Pony has tested ridesharing in Fremont and Irvine, California. In 2019, a fleet of electric, autonomous Hyundai Kona crossovers equipped with a self-driving system from Pony.ai and Via’s ride-hailing platform began shuttling customers on public roads. The robotaxi service, called BotRide, wasn’t a driverless service, as there was a human safety driver behind the wheel at all times. The BotRide pilot concluded in January 2020.
The company then started operating a public robotaxi service called PonyPilot in the Irvine area. Pony shifted that robotaxi service from shuttling people to packages due to the COVID-19 pandemic. Pony.ai also partnered with e-commerce platform Yamibuy to provide autonomous last-mile delivery service to customers in Irvine. The delivery service was launched to provide additional capacity to address the surge of online orders triggered by the COVID-19 pandemic, Pony.ai said at the time.
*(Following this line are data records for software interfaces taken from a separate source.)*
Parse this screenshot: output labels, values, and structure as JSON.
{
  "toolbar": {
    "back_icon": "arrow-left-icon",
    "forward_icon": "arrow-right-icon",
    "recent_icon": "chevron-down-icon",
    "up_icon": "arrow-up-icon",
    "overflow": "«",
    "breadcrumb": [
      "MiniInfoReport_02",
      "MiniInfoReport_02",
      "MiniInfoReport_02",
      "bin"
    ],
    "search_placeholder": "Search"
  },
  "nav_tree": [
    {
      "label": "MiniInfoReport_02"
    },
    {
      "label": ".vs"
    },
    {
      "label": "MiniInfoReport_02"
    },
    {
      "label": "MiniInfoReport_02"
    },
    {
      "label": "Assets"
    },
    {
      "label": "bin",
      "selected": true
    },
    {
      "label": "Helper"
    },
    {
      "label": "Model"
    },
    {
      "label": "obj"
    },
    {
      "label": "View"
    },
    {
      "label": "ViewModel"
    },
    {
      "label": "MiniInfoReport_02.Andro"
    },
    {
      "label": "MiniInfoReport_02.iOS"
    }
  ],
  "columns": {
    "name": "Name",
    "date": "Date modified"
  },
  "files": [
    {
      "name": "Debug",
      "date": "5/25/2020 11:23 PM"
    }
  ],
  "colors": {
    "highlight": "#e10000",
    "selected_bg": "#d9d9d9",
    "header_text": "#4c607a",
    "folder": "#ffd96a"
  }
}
As the pandemic eases and California returns to normal operations, Pony is preparing to launch a commercial robotaxi service. It has already amassed a number of partners and more than $1 billion in funding, including $400 million from Toyota, to help it achieve that goal. Last November, the company said its valuation had reached $5.3 billion following a fresh injection of $267 million in funding. Pony has several partnerships or collaborations with automakers and suppliers, including Bosch, Hyundai and Toyota.